[Listed entries Boundary: Start]

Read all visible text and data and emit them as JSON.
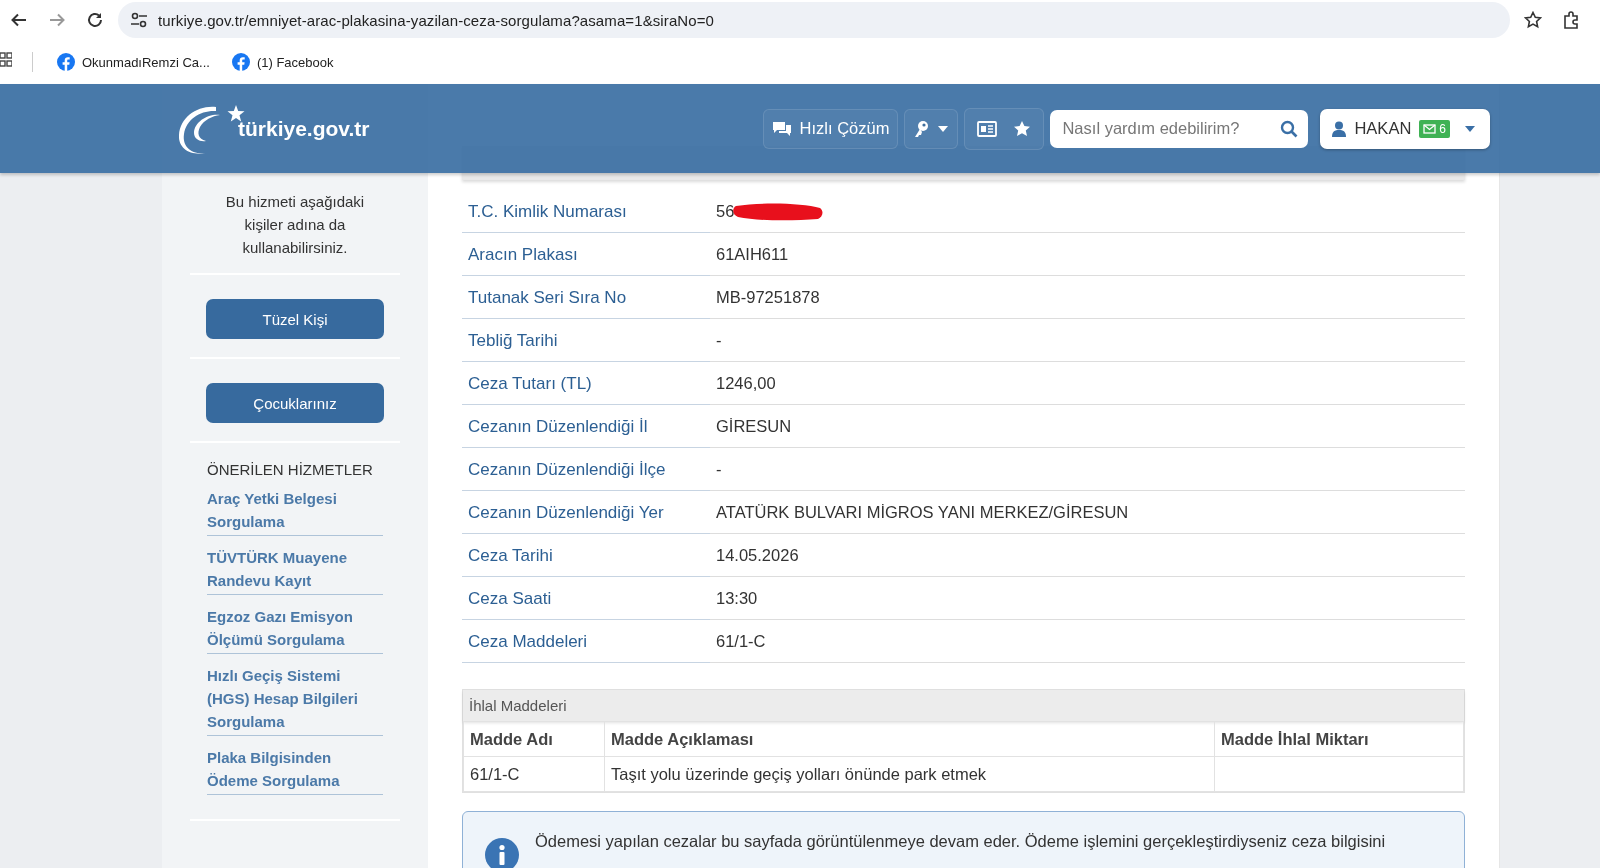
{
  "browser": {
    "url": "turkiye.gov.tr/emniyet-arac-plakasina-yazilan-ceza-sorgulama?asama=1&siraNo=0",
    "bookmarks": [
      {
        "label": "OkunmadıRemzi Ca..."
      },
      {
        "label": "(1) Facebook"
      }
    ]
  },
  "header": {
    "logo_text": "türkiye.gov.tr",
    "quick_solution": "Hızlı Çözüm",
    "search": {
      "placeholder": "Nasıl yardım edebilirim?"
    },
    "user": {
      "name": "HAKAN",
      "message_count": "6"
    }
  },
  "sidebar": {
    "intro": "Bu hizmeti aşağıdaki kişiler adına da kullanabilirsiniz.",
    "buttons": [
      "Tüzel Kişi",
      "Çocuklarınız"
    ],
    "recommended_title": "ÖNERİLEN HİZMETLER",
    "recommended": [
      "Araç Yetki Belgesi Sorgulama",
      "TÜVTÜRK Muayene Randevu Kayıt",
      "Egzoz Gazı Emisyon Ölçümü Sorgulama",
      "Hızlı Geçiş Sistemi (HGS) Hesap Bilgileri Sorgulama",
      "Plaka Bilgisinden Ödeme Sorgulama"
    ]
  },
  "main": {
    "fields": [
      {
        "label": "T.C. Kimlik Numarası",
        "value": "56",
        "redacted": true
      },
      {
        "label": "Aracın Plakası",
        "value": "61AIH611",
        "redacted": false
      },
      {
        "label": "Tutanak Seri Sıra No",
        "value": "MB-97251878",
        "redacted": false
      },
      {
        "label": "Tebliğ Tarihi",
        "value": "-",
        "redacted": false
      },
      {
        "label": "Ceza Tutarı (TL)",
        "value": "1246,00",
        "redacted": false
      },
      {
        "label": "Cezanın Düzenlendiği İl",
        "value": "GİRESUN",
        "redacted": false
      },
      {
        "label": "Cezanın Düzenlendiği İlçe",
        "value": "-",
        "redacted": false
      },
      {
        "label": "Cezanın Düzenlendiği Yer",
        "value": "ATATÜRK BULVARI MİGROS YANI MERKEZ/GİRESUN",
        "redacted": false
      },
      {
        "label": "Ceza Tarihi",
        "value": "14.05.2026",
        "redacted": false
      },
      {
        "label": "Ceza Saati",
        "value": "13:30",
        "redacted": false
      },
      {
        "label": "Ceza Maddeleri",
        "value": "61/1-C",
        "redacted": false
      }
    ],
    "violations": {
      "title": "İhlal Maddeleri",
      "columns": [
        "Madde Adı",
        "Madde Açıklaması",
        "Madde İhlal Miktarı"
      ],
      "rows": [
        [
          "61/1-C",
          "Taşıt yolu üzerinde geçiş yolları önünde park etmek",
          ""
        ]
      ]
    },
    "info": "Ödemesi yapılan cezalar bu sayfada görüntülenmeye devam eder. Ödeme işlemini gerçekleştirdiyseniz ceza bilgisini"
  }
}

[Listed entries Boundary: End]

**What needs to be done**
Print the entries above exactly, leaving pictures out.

**Written solution**
Read all visible text and data and emit them as JSON.
{
  "browser": {
    "url": "turkiye.gov.tr/emniyet-arac-plakasina-yazilan-ceza-sorgulama?asama=1&siraNo=0",
    "bookmarks": [
      {
        "label": "OkunmadıRemzi Ca..."
      },
      {
        "label": "(1) Facebook"
      }
    ]
  },
  "header": {
    "logo_text": "türkiye.gov.tr",
    "quick_solution": "Hızlı Çözüm",
    "search": {
      "placeholder": "Nasıl yardım edebilirim?"
    },
    "user": {
      "name": "HAKAN",
      "message_count": "6"
    }
  },
  "sidebar": {
    "intro": "Bu hizmeti aşağıdaki kişiler adına da kullanabilirsiniz.",
    "buttons": [
      "Tüzel Kişi",
      "Çocuklarınız"
    ],
    "recommended_title": "ÖNERİLEN HİZMETLER",
    "recommended": [
      "Araç Yetki Belgesi Sorgulama",
      "TÜVTÜRK Muayene Randevu Kayıt",
      "Egzoz Gazı Emisyon Ölçümü Sorgulama",
      "Hızlı Geçiş Sistemi (HGS) Hesap Bilgileri Sorgulama",
      "Plaka Bilgisinden Ödeme Sorgulama"
    ]
  },
  "main": {
    "fields": [
      {
        "label": "T.C. Kimlik Numarası",
        "value": "56",
        "redacted": true
      },
      {
        "label": "Aracın Plakası",
        "value": "61AIH611",
        "redacted": false
      },
      {
        "label": "Tutanak Seri Sıra No",
        "value": "MB-97251878",
        "redacted": false
      },
      {
        "label": "Tebliğ Tarihi",
        "value": "-",
        "redacted": false
      },
      {
        "label": "Ceza Tutarı (TL)",
        "value": "1246,00",
        "redacted": false
      },
      {
        "label": "Cezanın Düzenlendiği İl",
        "value": "GİRESUN",
        "redacted": false
      },
      {
        "label": "Cezanın Düzenlendiği İlçe",
        "value": "-",
        "redacted": false
      },
      {
        "label": "Cezanın Düzenlendiği Yer",
        "value": "ATATÜRK BULVARI MİGROS YANI MERKEZ/GİRESUN",
        "redacted": false
      },
      {
        "label": "Ceza Tarihi",
        "value": "14.05.2026",
        "redacted": false
      },
      {
        "label": "Ceza Saati",
        "value": "13:30",
        "redacted": false
      },
      {
        "label": "Ceza Maddeleri",
        "value": "61/1-C",
        "redacted": false
      }
    ],
    "violations": {
      "title": "İhlal Maddeleri",
      "columns": [
        "Madde Adı",
        "Madde Açıklaması",
        "Madde İhlal Miktarı"
      ],
      "rows": [
        [
          "61/1-C",
          "Taşıt yolu üzerinde geçiş yolları önünde park etmek",
          ""
        ]
      ]
    },
    "info": "Ödemesi yapılan cezalar bu sayfada görüntülenmeye devam eder. Ödeme işlemini gerçekleştirdiyseniz ceza bilgisini"
  }
}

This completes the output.